- **Task description**
Examine each line of the listing below. Copy those in which the string "Grading" appears.

- **Data records**

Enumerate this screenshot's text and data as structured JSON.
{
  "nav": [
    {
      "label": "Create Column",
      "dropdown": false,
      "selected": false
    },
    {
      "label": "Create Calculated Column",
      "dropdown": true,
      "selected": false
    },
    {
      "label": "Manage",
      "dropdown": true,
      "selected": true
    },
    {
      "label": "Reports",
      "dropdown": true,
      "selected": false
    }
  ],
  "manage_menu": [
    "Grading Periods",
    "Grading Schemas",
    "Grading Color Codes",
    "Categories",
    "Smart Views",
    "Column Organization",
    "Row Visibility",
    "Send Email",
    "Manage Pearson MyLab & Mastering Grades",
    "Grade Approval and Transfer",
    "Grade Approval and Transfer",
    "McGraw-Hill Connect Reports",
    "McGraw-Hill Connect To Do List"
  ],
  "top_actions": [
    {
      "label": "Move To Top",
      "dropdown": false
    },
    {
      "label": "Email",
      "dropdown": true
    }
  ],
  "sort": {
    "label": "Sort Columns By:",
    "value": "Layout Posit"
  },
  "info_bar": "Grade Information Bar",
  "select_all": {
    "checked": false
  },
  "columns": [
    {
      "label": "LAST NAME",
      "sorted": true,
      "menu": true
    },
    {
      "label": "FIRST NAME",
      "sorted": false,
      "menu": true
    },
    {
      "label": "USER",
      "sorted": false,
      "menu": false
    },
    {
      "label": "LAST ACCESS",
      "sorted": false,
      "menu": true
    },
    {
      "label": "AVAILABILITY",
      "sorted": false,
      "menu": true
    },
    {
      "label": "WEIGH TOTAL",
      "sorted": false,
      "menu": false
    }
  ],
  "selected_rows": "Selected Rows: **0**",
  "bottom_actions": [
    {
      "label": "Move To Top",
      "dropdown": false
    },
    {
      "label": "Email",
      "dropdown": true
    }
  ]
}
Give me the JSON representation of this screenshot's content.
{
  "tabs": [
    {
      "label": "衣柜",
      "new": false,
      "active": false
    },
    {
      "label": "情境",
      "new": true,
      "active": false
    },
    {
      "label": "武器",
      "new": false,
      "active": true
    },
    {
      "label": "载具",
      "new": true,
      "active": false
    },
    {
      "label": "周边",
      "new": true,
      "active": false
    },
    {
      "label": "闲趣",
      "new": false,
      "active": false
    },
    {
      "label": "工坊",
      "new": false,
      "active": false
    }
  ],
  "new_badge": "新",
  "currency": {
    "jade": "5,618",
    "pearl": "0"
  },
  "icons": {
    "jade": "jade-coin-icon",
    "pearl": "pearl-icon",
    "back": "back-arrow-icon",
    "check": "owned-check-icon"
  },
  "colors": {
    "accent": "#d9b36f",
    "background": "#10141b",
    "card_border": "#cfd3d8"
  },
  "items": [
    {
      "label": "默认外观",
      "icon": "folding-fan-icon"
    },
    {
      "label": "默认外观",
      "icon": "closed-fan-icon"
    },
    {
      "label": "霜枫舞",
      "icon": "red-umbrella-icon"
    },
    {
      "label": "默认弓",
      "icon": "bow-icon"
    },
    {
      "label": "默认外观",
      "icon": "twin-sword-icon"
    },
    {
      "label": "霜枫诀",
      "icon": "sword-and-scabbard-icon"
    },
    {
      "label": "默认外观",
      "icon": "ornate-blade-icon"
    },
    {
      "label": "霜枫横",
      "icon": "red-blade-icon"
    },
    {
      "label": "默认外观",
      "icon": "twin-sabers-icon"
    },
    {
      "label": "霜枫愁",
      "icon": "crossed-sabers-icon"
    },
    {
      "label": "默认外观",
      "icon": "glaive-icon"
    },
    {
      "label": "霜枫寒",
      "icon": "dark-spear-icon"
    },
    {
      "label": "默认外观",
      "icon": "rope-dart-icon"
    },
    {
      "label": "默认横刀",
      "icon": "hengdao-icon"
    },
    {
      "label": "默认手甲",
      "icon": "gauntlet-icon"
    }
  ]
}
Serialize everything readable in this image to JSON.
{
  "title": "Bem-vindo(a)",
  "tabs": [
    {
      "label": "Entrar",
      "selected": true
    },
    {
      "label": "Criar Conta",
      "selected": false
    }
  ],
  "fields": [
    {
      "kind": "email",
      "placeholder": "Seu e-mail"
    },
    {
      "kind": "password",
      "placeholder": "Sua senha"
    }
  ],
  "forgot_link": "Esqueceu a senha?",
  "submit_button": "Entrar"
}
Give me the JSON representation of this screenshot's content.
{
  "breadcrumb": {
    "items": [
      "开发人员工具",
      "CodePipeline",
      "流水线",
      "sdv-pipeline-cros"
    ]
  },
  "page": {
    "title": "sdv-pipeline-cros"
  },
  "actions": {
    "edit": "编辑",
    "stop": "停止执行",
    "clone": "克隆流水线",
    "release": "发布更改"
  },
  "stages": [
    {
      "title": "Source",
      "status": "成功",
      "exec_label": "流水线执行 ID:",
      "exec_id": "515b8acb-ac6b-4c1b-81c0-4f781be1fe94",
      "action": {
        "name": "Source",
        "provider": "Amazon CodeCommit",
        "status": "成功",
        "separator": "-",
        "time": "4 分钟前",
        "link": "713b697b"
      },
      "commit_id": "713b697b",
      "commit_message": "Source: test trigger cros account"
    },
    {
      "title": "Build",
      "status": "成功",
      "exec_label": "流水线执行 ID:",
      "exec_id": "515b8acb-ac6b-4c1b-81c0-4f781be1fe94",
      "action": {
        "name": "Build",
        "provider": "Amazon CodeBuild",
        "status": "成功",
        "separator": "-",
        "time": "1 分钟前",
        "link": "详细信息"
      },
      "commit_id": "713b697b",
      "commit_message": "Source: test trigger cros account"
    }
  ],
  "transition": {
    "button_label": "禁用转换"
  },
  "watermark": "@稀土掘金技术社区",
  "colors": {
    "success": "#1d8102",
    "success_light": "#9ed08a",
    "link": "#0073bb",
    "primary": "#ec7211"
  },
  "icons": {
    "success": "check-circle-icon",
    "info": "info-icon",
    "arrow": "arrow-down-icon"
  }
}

- **Answer**
    "Grading Periods",
    "Grading Schemas",
    "Grading Color Codes",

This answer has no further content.